Indica is one of the major strains or “phenotypes” of cannabis. Indica is much like yin to sativa’s yang: Modern cannabis strains are usually either sativas, indicas, or somewhere in between (a.k.a. hybrids). Indica generally has its own properties and characteristics, due to the cannabinoids and terpenes with each strain. There are also many popular misunderstandings of this plant.
This article will provide you with a solid introduction to Cannabis Indica, what it is, what it is not, and how best to use the strains produced.
For over 200 years, there has existed a heated debate over the exact classification of cannabis. In 1785, French biologist Jean-Baptiste Lamarck first used the term “C.indica” to refer to Indian cannabis. Lamarck contended that indica differed from “C.sativa,” the type of cannabis commonly found in Europe.
Today, some insist that cannabis is a single species, others describe up to four: Cannabis sativa, Cannabis indica, Cannabis rederalis, and Cannabis afghanica (or kafiristanica).
Some have attempted to classify cannabis strains (including indica) by their geographic origin. Cannabis Indica is believed to have originated in the Hindu Kush region of Afghanistan. The short, stubby nature of indica is attributable to the hot, dry conditions of central Asia.
Neither of the above “approaches” to identifying cannabis strains should be considered absolute. In fact, research evidence strongly suggests that any demarcation between indica and other strains (namely, sativa) can be dubious.
Appearance of Indica Strains
The most noticeable feature of indica strains are their appearance (or “morphology”):
- Color: Dark green color
- Height: Short and stout – Grows approximately 3-4 feet
- Leaf Shape: Short and stocky
- Density: Dense, compact flower cluster
Properties of Indica Strains
Generally, indica strains provide a certain range of effects, which are usually involved with relaxing your mind and body. Overall, indicas produce the following effects:
- A relaxing, calming feeling
- A “body buzz” (also known as a “couch lock”)
- A feeling similar to taking a sleeping pill.
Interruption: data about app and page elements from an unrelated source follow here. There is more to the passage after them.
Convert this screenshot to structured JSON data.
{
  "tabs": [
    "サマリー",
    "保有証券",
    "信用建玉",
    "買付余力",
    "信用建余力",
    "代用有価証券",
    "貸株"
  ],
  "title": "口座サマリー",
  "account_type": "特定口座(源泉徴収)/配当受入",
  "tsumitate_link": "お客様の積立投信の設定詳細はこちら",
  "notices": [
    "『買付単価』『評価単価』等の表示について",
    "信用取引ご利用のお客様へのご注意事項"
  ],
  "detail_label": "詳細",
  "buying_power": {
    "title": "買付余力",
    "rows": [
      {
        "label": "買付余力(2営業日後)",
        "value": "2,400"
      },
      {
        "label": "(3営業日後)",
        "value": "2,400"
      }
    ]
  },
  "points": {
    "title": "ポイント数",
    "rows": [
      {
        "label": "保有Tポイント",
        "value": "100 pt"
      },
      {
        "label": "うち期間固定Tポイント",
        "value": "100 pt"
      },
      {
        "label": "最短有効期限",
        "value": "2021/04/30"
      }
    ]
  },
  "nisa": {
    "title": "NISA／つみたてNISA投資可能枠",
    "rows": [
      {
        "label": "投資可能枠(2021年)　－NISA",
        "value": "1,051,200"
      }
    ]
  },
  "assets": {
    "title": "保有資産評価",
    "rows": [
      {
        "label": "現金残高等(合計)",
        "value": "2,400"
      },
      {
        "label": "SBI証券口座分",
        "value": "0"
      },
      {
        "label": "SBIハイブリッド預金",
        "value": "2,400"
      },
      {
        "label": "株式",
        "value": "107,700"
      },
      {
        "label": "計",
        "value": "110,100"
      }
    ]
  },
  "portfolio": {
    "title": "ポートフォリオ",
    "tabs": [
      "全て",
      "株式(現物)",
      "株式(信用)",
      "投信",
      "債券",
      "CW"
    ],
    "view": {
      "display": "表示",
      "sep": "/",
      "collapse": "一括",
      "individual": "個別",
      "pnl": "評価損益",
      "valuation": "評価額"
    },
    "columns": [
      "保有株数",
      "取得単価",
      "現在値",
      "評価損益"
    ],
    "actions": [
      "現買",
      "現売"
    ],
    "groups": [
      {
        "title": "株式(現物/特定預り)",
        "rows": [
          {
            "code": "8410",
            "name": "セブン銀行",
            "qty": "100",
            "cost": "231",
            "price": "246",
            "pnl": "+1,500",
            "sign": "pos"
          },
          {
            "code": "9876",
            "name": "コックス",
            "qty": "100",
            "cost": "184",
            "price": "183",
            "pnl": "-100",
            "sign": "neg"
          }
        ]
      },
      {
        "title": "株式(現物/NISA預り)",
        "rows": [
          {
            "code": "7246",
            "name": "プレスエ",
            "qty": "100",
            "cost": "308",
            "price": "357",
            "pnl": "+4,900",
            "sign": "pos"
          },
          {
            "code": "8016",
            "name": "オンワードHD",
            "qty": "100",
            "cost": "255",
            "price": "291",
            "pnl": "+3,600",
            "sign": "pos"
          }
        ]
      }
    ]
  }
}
Cannabis Indica’s sedative effect is largely due to its high levels of cannabidiol (CBD). CBD is the cannabinoid in cannabis that has many medical benefits without giving the high or stoned effect.
Potential Medical Benefits
- Muscle spasms
- Chronic pain
- Relieving the pain and nausea following chemotherapy treatments
- Multiple Sclerosis.
Recent Developments in Indica Strains
The popular demand for strains with ever greater amounts of THC has produced a curious side-effect among indica strains: In the last 20-30 years, many indica strains on the market have had CBD literally bred out of the plant (Most strains having less than 1% CBD).
Today, many growers – recognizing the medicinal benefits of CBD – are reversing this THC-dominant trend. Some indica strains with high CBD content (~18%) and lower levels of THC are now appearing on the market.
Aroma and Taste
Generally, indica strains have their own smell and taste. With so many varieties on the market, there is an endless selection of choices. Nevertheless, here are some general guidelines:
- Indica buds have a distinct odor, ranging from bitter to sweet and fruity (Particularly strawberry, blueberry, and blackberry).
- One common flavor and smell is pine: The most common terpenes in indica, alpha-pinene, is also found in many varieties of pine trees. Pinene has been attributed to an increase in mental focus and energy.
“Flowering” is when a plant begins to produce resinous buds. Indica strains produce a thick, cannabinoid-dense resin. The resin was/is used by the plant to protect itself from the cold, dry climate of Central Asia. The Cannabis Indica plants typically flower within 8-9 weeks.
Size of Yield
Generally, indica strains produce the following:
- 1.5 to 2.5 ounces per plant (There are 28 grams in an ounce)
- Smaller yields, but higher levels of THC (~18% THC).
Strains, Strains, Strains!
The distinction between indica strains and any other variety of cannabis is not necessarily sharp or well-defined. In reality, there are thousands of different varieties. Consequently, buyer beware:
- Frequently, the difference between indica – and any other variety- is based on personal experience and/or word of mouth.
- An estimated 99% of all cannabis on the market today is a hybrid; Pure indica strains are infrequent.
- Growing conditions may have a significant impact on effect: New strains can frequently manifest new characteristics.
- Ultimately, the key mitigating factors of any strain are the actual amounts of THC and/or CBD present.
For years, strains associated with indica have been referred to as “Kush” (for the Hindu Kush region of Afghanistan).
This terminology is entirely arbitrary.
In fact, the names of most strains today are usually nothing more than the result of clever marketing promotions. When it comes to the general differences in physiological effect upon mind and body, the virtually infinite number of new strains resulting from hybridization have blurred the feasibility of making any clear and precise distinctions.
Be safe. Be smart. And enjoy!